WHAT IS EXPECTED —
Only lines containing the string "Ctrl" belong in the answer; copy all of them from the entries.

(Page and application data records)
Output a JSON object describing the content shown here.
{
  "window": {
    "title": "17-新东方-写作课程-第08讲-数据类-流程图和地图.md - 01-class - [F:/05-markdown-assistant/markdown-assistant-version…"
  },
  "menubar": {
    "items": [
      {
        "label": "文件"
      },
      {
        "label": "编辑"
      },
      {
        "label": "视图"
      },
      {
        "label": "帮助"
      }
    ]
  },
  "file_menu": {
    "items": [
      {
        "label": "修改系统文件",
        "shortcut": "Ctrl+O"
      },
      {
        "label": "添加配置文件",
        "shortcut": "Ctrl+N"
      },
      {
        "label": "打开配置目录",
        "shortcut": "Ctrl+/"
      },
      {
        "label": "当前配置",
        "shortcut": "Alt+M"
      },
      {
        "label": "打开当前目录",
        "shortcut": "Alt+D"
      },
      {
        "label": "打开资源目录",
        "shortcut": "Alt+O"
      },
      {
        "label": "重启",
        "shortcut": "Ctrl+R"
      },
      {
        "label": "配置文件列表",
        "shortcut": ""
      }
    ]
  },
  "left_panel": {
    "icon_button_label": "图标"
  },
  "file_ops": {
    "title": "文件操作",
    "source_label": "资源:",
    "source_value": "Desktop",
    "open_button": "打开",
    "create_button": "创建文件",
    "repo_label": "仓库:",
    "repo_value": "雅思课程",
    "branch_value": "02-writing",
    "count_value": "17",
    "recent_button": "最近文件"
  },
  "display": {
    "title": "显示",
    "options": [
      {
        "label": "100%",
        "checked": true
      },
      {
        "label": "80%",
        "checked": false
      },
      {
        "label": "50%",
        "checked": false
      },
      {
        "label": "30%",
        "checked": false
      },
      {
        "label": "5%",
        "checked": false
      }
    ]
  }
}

EXPECTED ANSWER —
        "shortcut": "Ctrl+O"
        "shortcut": "Ctrl+N"
        "shortcut": "Ctrl+/"
        "shortcut": "Ctrl+R"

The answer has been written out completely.